By: Daniel Weintraub
California’s economy has been powered for decades by technology, trade and tourism — businesses and jobs mostly near the coast from San Diego to Los Angeles and around the San Francisco Bay Area. The state’s great inland valleys, while serving as a breadbasket for the world, have not been a land of high-paying employment or tax-producing industry.
A glance at the most recent unemployment numbers reflects this reality. While the state’s overall jobless rate is still high by historic standards, it has fallen to 6.3 percent in Orange County, 6.0 percent in San Francisco and 5.7 percent in San Mateo County.

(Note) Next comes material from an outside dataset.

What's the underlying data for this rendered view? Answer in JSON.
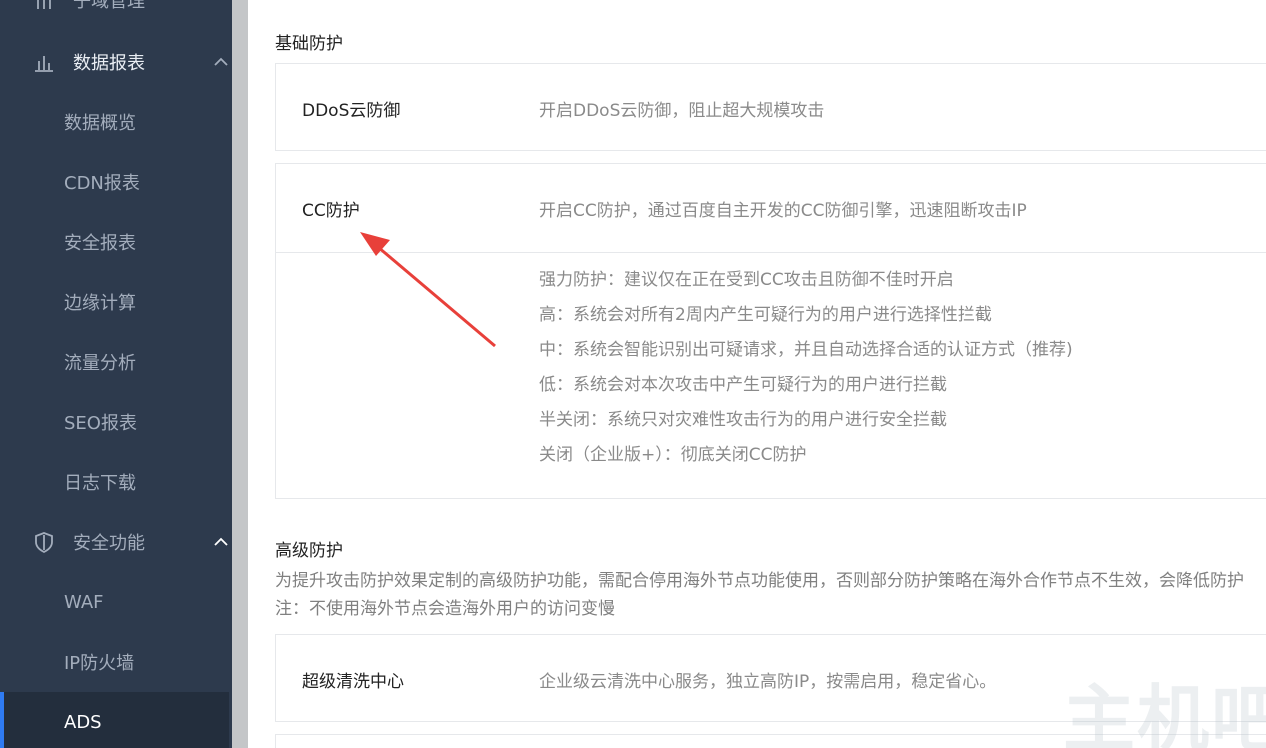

In the Central Valley, by contrast, unemployment remains in double digits from Kern County (13.6) all the way to San Joaquin (14.1).

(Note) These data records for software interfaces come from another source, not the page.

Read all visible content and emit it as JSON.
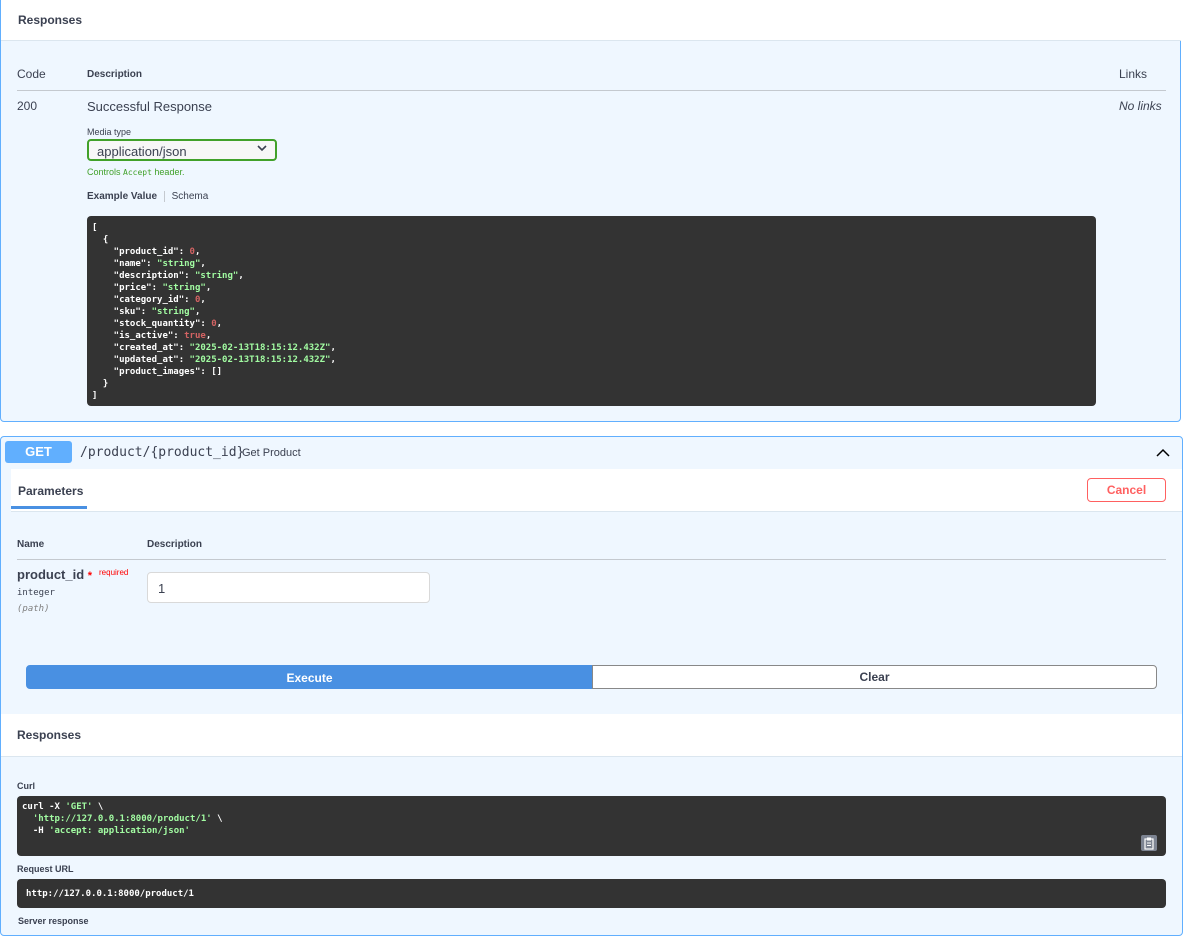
{
  "top_responses": {
    "title": "Responses",
    "col_code": "Code",
    "col_description": "Description",
    "col_links": "Links",
    "row": {
      "code": "200",
      "description": "Successful Response",
      "links": "No links"
    },
    "media_type_label": "Media type",
    "media_type_value": "application/json",
    "controls_prefix": "Controls ",
    "controls_code": "Accept",
    "controls_suffix": " header.",
    "tab_example": "Example Value",
    "tab_schema": "Schema",
    "example_json": [
      {
        "t": "["
      },
      {
        "t": "  {"
      },
      {
        "k": "    \"product_id\": ",
        "v": "0",
        "vt": "num",
        "e": ","
      },
      {
        "k": "    \"name\": ",
        "v": "\"string\"",
        "vt": "str",
        "e": ","
      },
      {
        "k": "    \"description\": ",
        "v": "\"string\"",
        "vt": "str",
        "e": ","
      },
      {
        "k": "    \"price\": ",
        "v": "\"string\"",
        "vt": "str",
        "e": ","
      },
      {
        "k": "    \"category_id\": ",
        "v": "0",
        "vt": "num",
        "e": ","
      },
      {
        "k": "    \"sku\": ",
        "v": "\"string\"",
        "vt": "str",
        "e": ","
      },
      {
        "k": "    \"stock_quantity\": ",
        "v": "0",
        "vt": "num",
        "e": ","
      },
      {
        "k": "    \"is_active\": ",
        "v": "true",
        "vt": "num",
        "e": ","
      },
      {
        "k": "    \"created_at\": ",
        "v": "\"2025-02-13T18:15:12.432Z\"",
        "vt": "str",
        "e": ","
      },
      {
        "k": "    \"updated_at\": ",
        "v": "\"2025-02-13T18:15:12.432Z\"",
        "vt": "str",
        "e": ","
      },
      {
        "t": "    \"product_images\": []"
      },
      {
        "t": "  }"
      },
      {
        "t": "]"
      }
    ]
  },
  "get_op": {
    "method": "GET",
    "path": "/product/{product_id}",
    "summary": "Get Product",
    "collapse_icon": "chevron-up-icon",
    "parameters_tab": "Parameters",
    "cancel_label": "Cancel",
    "col_name": "Name",
    "col_description": "Description",
    "param": {
      "name": "product_id",
      "required_star": "*",
      "required_label": "required",
      "type": "integer",
      "location": "(path)",
      "value": "1"
    },
    "execute_label": "Execute",
    "clear_label": "Clear",
    "responses_title": "Responses",
    "curl_label": "Curl",
    "curl_lines": [
      {
        "a": "curl -X ",
        "s": "'GET'",
        "b": " \\"
      },
      {
        "a": "  ",
        "s": "'http://127.0.0.1:8000/product/1'",
        "b": " \\"
      },
      {
        "a": "  -H ",
        "s": "'accept: application/json'",
        "b": ""
      }
    ],
    "copy_icon": "clipboard-icon",
    "request_url_label": "Request URL",
    "request_url": "http://127.0.0.1:8000/product/1",
    "server_response_label": "Server response"
  },
  "colors": {
    "get_blue": "#61affe",
    "execute_blue": "#4990e2",
    "cancel_red": "#ff6060",
    "select_green": "#41a12a",
    "code_bg": "#333333"
  }
}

Could Big Oil change all that?
A revolution in the oil industry that’s been taking place in Pennsylvania, Ohio and North Dakota is poised to sweep through California’s oil patch, with the potential to produce hundreds of thousands of jobs and billions in tax revenue for the state.
But there’s a big catch. That same revolution also brings the chance of environmental degradation, threatening the water supply and abetting a carbon-based economy that many were hoping would soon become a thing of the past. That might not be a problem in the rust belt or the job-starved upper Midwest, but environmental protection is one of California’s passions. It is also one of its attractions.

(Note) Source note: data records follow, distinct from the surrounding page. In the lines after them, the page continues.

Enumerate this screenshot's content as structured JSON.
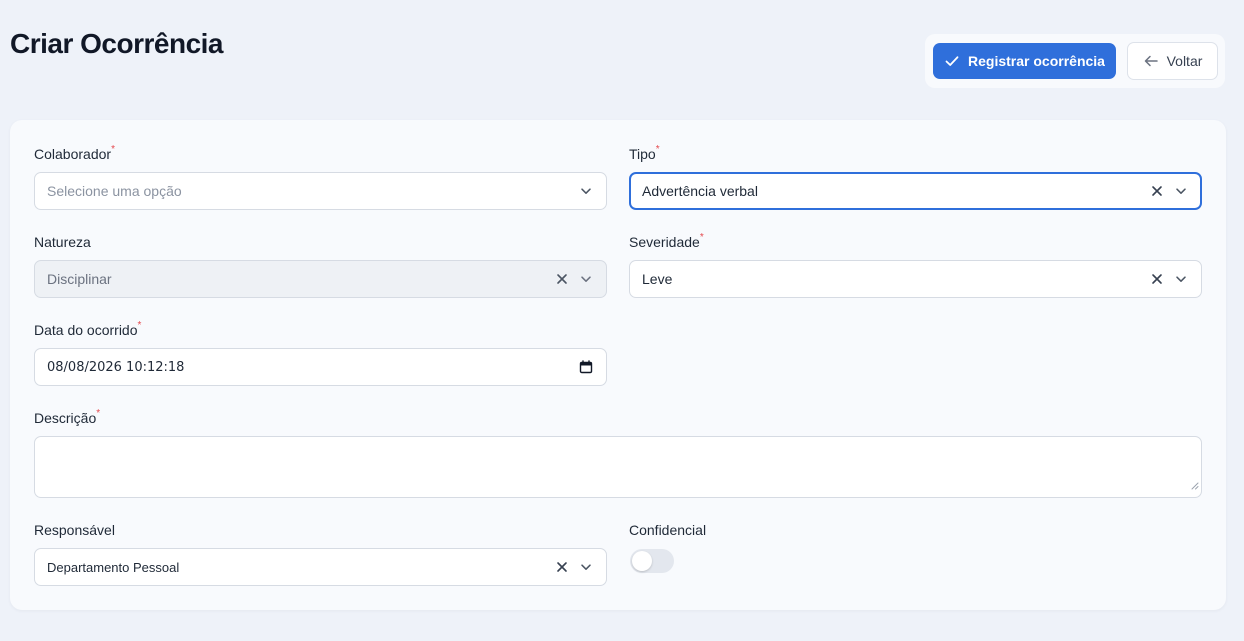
{
  "header": {
    "title": "Criar Ocorrência",
    "register_label": "Registrar ocorrência",
    "back_label": "Voltar"
  },
  "form": {
    "colaborador": {
      "label": "Colaborador",
      "required": "*",
      "value": "",
      "placeholder": "Selecione uma opção"
    },
    "tipo": {
      "label": "Tipo",
      "required": "*",
      "value": "Advertência verbal"
    },
    "natureza": {
      "label": "Natureza",
      "value": "Disciplinar"
    },
    "severidade": {
      "label": "Severidade",
      "required": "*",
      "value": "Leve"
    },
    "data_ocorrido": {
      "label": "Data do ocorrido",
      "required": "*",
      "value": "08/08/2026 10:12:18"
    },
    "descricao": {
      "label": "Descrição",
      "required": "*",
      "value": ""
    },
    "responsavel": {
      "label": "Responsável",
      "value": "Departamento Pessoal"
    },
    "confidencial": {
      "label": "Confidencial",
      "on": false
    }
  },
  "colors": {
    "primary": "#2f6fdb",
    "required": "#e5484d",
    "page_background": "#eef2f9",
    "card_background": "#f8fafd"
  },
  "icons": {
    "register": "check-icon",
    "back": "arrow-left-icon",
    "clear": "close-icon",
    "dropdown": "chevron-down-icon",
    "calendar": "calendar-icon",
    "resize": "resize-grip-icon"
  }
}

At issue is the future of what is known as the Monterey Shale, a geologic formation that stretches beneath the Central Valley from Bakersfield to Modesto. Parts of this region have been a source of oil for generations. Despite recent declines, California still ranks fourth among the states in crude oil production, behind Texas, Alaska and a surging North Dakota, and most of that oil comes from the southern Central Valley and the surrounding hills.…
Source: Resource Investing News, May 7, 2013
By: Vivien Diniz
Overall, the United States is on track toward greater energy independence, and that road is paved with shale oil. US oil reserves have skyrocketed to the highest levels seen in 30 years thanks to shale oil. And it will only get better from there.
On April 30, the US Geological Survey announced5 that the Bakken and Three Forks shale formations, located through parts of Montana, North Dakota and South Dakota, could contain an “estimated 7.4 billion barrels (BBO) of undiscovered, technically recoverable oil.” That’s double the original 2008 Bakken Formation estimate of 3.65 million BBO.
However, Continental Resources (NYSE:CLR6), the largest leaseholder in the Bakken region, believes the USGS estimate to be quite modest. “The USGS generally is very conservative in their estimates,” Harold Hamm, Chairman and CEO of Continental, told NewsOK7. “This is a big step. We’re encouraged by it.”
In 2010, Continental Resources7 estimated that the Bakken field contains roughly 24 billion barrels of technically recoverable oil out of 577 billion barrels of total oil in place. In 2012, Continental boosted its total oil estimate by 56 percent, to 903 BBO, but has yet to revise its recoverable estimates.
Commenting on the increased estimates was Secretary of the Interior Sally Jewell, who said, “[t]hese world-class formations contain even more energy resource potential than previously understood, which is important information as we continue to reduce our nation’s dependence on foreign sources of oil.”
Technologies like hydraulic fracking have turned the Bakken and Three Forks Formations into the US’s most important source of domestic crude oil. But the technology is limiting.
“The Bakken reserve is huge. It’s a world-class resource, but right now with current technologies, we’re only recovering between 3 and 4 percent so if we can increase that recovery by just 1 percent, it will mean another million barrels of oil,” Tessa Sandstorm communications managers for the North Dakota Petroleum Council told Minot Daily News9.
As drilling technologies continue to improve, these resource plays will only get bigger, commented Rick Bott, President and COO of Continental. “The USGS assessment is proving that out. The play is getting much bigger.”
“We feel like in the future the recovery will go up as technology improves and as we try different recovery techniques.” Hamm said.